Website and app data records
========================
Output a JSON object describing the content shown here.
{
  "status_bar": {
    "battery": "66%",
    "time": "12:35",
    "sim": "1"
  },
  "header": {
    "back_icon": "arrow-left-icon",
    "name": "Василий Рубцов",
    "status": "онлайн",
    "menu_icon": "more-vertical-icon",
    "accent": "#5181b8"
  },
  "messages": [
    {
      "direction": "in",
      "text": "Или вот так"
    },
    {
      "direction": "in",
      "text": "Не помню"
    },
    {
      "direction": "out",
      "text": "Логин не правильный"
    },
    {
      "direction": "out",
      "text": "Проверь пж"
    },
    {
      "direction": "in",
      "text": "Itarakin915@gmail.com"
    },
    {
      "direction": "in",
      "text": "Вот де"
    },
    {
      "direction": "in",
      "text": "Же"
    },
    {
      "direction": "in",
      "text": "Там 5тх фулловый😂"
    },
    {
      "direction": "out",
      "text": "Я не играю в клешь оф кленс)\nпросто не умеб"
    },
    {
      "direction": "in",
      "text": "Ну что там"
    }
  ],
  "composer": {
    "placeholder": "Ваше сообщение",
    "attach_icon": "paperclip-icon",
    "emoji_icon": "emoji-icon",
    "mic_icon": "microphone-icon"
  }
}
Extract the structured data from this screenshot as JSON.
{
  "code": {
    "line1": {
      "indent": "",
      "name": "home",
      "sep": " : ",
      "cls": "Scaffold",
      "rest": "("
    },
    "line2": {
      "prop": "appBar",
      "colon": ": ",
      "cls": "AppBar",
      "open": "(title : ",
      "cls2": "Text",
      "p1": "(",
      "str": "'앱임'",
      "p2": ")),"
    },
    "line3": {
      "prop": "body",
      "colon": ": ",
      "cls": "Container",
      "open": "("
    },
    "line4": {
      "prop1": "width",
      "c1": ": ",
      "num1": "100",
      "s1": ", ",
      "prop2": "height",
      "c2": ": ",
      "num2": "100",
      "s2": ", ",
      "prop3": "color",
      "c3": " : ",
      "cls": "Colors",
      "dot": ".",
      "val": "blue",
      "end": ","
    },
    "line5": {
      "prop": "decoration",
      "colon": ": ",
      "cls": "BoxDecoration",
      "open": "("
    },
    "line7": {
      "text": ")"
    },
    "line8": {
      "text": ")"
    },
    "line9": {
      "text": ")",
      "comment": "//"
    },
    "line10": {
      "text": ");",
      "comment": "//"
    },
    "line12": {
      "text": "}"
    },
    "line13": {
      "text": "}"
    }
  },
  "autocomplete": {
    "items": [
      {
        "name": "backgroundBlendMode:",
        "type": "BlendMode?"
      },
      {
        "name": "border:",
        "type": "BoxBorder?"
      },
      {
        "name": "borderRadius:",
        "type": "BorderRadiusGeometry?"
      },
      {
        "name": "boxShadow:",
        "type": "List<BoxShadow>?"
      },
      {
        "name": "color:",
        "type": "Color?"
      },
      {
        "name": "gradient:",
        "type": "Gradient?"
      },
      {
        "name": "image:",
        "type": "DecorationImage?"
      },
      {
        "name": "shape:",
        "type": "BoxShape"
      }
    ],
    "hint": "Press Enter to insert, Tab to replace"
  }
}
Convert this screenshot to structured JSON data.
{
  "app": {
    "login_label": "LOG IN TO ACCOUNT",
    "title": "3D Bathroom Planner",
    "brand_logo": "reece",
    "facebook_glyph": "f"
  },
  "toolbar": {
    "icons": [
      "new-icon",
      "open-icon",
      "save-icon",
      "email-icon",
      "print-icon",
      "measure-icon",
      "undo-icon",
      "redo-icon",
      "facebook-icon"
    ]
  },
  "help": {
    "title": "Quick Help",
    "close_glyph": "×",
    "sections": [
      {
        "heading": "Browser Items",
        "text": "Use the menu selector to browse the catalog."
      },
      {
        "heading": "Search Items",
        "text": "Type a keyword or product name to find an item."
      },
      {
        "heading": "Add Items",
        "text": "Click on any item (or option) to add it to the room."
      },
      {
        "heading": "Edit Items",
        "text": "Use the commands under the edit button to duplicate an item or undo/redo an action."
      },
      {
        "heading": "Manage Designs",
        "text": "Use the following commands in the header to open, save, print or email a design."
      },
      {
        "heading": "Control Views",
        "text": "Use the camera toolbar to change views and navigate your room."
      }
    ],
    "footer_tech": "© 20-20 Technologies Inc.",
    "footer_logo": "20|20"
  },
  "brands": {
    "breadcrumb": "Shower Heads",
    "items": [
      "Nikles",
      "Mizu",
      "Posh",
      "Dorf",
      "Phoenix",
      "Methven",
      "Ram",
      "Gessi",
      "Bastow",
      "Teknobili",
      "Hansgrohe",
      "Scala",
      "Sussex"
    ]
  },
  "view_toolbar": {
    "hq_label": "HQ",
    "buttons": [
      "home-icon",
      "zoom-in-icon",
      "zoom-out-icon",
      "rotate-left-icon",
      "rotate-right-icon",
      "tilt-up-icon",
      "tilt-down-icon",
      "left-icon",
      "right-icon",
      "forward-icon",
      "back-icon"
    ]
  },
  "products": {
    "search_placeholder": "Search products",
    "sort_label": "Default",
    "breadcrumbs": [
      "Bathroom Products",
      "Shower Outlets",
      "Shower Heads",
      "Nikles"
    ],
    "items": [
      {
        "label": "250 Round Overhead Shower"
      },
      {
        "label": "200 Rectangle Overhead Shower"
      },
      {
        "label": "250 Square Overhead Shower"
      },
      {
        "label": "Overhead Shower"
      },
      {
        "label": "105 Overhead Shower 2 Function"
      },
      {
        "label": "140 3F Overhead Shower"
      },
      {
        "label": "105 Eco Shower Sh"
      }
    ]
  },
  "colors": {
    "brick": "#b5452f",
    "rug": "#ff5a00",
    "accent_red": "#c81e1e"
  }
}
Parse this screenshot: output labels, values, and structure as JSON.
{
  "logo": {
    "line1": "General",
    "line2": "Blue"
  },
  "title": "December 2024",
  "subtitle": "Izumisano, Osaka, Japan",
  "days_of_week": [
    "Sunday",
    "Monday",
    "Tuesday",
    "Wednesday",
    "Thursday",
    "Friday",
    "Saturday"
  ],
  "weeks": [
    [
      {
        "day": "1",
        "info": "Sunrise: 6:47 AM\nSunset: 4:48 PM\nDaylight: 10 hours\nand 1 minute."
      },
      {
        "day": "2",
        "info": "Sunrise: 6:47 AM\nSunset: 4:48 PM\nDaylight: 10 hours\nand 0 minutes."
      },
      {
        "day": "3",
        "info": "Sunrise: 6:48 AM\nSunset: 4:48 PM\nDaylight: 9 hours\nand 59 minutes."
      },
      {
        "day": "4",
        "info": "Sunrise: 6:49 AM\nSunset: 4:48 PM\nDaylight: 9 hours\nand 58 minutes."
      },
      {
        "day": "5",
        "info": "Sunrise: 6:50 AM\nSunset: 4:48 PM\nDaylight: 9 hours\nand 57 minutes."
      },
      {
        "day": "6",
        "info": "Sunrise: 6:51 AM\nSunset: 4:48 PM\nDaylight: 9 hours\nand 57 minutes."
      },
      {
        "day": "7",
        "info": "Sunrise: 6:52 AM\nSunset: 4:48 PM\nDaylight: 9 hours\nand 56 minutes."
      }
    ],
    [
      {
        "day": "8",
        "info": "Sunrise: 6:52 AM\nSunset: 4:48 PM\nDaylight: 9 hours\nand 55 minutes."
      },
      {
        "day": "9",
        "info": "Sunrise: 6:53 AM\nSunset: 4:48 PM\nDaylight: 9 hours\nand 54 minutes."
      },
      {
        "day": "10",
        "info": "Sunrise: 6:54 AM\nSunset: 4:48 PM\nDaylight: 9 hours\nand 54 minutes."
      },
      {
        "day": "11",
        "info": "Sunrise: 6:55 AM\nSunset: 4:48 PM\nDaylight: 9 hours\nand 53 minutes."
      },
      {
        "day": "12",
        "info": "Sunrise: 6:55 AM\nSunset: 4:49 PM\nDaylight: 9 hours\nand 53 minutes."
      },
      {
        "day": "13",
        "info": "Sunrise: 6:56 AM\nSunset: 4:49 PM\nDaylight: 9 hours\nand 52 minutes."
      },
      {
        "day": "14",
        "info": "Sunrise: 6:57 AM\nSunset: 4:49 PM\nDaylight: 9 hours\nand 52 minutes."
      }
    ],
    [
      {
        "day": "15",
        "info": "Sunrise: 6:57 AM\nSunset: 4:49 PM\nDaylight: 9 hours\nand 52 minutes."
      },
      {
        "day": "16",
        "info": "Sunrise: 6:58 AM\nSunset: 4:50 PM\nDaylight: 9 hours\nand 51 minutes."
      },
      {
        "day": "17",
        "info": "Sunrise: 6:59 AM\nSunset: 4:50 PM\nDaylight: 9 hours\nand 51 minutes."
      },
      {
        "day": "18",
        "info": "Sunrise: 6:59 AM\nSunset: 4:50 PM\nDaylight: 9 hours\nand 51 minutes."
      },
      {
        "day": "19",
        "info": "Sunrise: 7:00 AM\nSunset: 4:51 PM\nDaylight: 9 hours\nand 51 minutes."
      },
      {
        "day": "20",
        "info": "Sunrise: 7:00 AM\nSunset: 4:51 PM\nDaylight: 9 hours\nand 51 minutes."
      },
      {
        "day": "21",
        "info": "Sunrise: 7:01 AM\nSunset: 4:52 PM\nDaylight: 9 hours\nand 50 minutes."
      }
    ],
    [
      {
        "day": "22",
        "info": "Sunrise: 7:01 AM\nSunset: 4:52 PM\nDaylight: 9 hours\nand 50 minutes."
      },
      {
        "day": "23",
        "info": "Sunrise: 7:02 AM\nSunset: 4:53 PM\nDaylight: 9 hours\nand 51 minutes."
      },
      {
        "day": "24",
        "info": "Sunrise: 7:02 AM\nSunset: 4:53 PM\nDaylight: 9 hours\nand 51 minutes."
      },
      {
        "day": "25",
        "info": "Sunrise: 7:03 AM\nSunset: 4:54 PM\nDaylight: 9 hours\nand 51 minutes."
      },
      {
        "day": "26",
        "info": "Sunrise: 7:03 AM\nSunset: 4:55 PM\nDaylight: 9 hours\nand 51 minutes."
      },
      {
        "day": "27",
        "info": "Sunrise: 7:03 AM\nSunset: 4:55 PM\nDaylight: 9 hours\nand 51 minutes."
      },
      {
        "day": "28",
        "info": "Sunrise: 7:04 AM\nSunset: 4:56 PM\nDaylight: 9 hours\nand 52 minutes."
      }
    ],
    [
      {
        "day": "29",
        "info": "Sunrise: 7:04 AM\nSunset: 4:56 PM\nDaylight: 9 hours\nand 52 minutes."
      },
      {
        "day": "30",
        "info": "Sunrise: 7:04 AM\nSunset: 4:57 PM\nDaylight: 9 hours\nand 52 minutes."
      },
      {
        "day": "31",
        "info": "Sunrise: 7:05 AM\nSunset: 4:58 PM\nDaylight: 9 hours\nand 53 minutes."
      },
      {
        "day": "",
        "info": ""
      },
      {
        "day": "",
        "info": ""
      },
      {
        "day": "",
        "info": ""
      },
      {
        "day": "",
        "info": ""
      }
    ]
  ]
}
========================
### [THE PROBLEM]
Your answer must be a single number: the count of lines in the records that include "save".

### [PROBLEM SOLUTION]
2